Eleana Sklobovskaya

Eleana Sklobovskaya - First Year Bruin Hils RA

Top Five: Learner, Individualization, Responsibility, Achievement, Positivity

For as long as I can remember, I have always been drawn to leadership roles. I found nourishment in the challenges they brought, and in the growth they inspired. Naturally, when I learned about the RA position, it was not long before I decided to apply. While I came into the RA job confident that my spiritual and intellectual skillset paralleled what the job description called for, it was not until after I was immersed in the role that I came to a very important conclusion: time transcends talent. Even if an RA has the highest levels of creativity, ingenuity, faith, and relational skills, without an intentional devotion of time, the talents cannot reach their fullest potential.

This notion of time, in my opinion, is the noblest form of service; and at the same time, it is also the most rewarding. While it is perhaps the hardest part of the job, it is also the best. The saying, “you get out of it what you put in” definitely rings true. If an RA whole-heartedly devotes time to transforming and serving others, they themselves will be transformed. For me, that is ultimate satisfaction.

Megan Lamb

Megan Lamb - Returning Heron RA

Top Five: Strategic, Connectedness, Discipline, Learner, Input

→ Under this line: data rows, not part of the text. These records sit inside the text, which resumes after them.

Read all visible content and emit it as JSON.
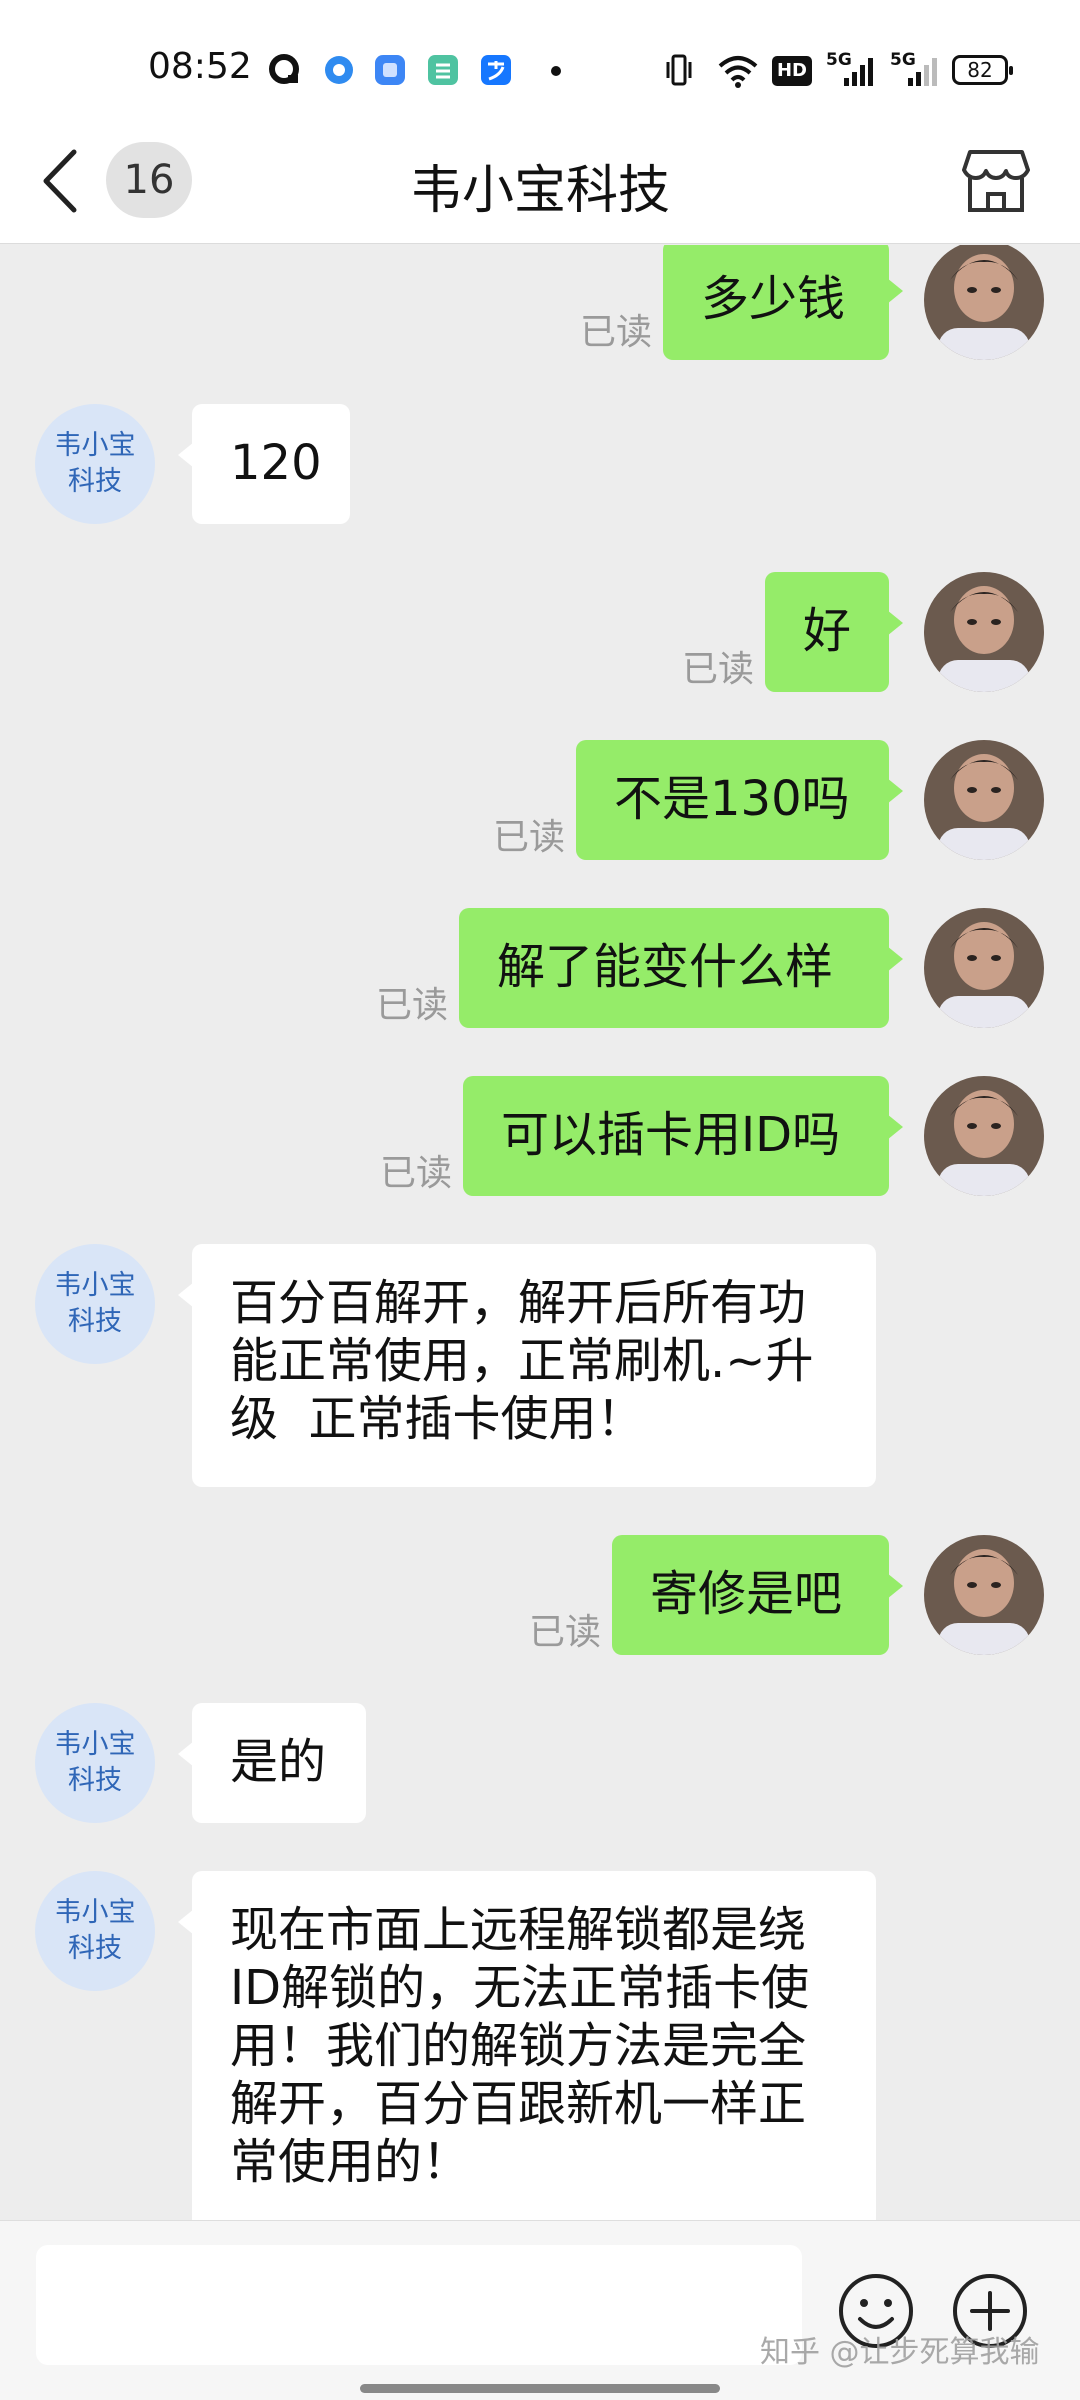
{
  "status_bar": {
    "time": "08:52",
    "battery": "82",
    "hd_label": "HD",
    "signal1_label": "5G",
    "signal2_label": "5G",
    "icons": [
      "q-app-icon",
      "circle-app-icon",
      "square-app-icon",
      "green-app-icon",
      "alipay-icon",
      "vibrate-icon",
      "wifi-icon",
      "hd-icon",
      "signal-icon",
      "signal-icon",
      "battery-icon"
    ]
  },
  "header": {
    "back_icon": "chevron-left-icon",
    "unread_count": "16",
    "title": "韦小宝科技",
    "store_icon": "store-icon"
  },
  "contact_avatar_text": "韦小宝\n科技",
  "messages": [
    {
      "from": "me",
      "text": "多少钱",
      "status": "已读"
    },
    {
      "from": "them",
      "text": "120"
    },
    {
      "from": "me",
      "text": "好",
      "status": "已读"
    },
    {
      "from": "me",
      "text": "不是130吗",
      "status": "已读"
    },
    {
      "from": "me",
      "text": "解了能变什么样",
      "status": "已读"
    },
    {
      "from": "me",
      "text": "可以插卡用ID吗",
      "status": "已读"
    },
    {
      "from": "them",
      "text": "百分百解开，解开后所有功\n能正常使用，正常刷机.~升\n级  正常插卡使用！"
    },
    {
      "from": "me",
      "text": "寄修是吧",
      "status": "已读"
    },
    {
      "from": "them",
      "text": "是的"
    },
    {
      "from": "them",
      "text": "现在市面上远程解锁都是绕\nID解锁的，无法正常插卡使\n用！我们的解锁方法是完全\n解开，百分百跟新机一样正\n常使用的！"
    }
  ],
  "input_bar": {
    "input_value": "",
    "emoji_icon": "smiley-icon",
    "plus_icon": "plus-circle-icon"
  },
  "watermark": "知乎 @让步死算我输",
  "colors": {
    "background": "#ededed",
    "my_bubble": "#95ec69",
    "their_bubble": "#ffffff",
    "avatar_bg": "#d9e5f7",
    "avatar_text": "#2f66b7"
  }
}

Being a Resident Assistant is so much more than a typical college job--it’s the opportunity to build relationships that you wouldn’t otherwise.  I have been especially blessed to work with freshmen women in Heron Hall, watching them grow over the course of their first year of college.  Knowing my residents from the first day they set foot on campus through the day they leave for summer break is a journey that I’ve grown to deeply appreciate. Watching them transform into more mature, independent, passionate students is beautiful.  It is such a joy to have late night talks, holiday parties, and weekend adventures with them, along with helping them overcome the trials and obstacles of adjusting to college life. The RA role is so unique in that you are able to have an integral role in teaching, leading, and equipping residents to become the best they can be while developing friendships with each one.  

            Likewise, my residents and my job as an RA have profoundly affected me.  I’ve gained invaluable insight into relationships and communication, which will aid me both in the professional and personal realms of life.  Administratively I’ve been challenged to grow and to learn.  This job shapes you holistically, and is an incredible opportunity I would suggest to anyone willing to take on the challenge.  It’s a commitment that will yield invaluable rewards to those who desire to invest in it wholeheartedly.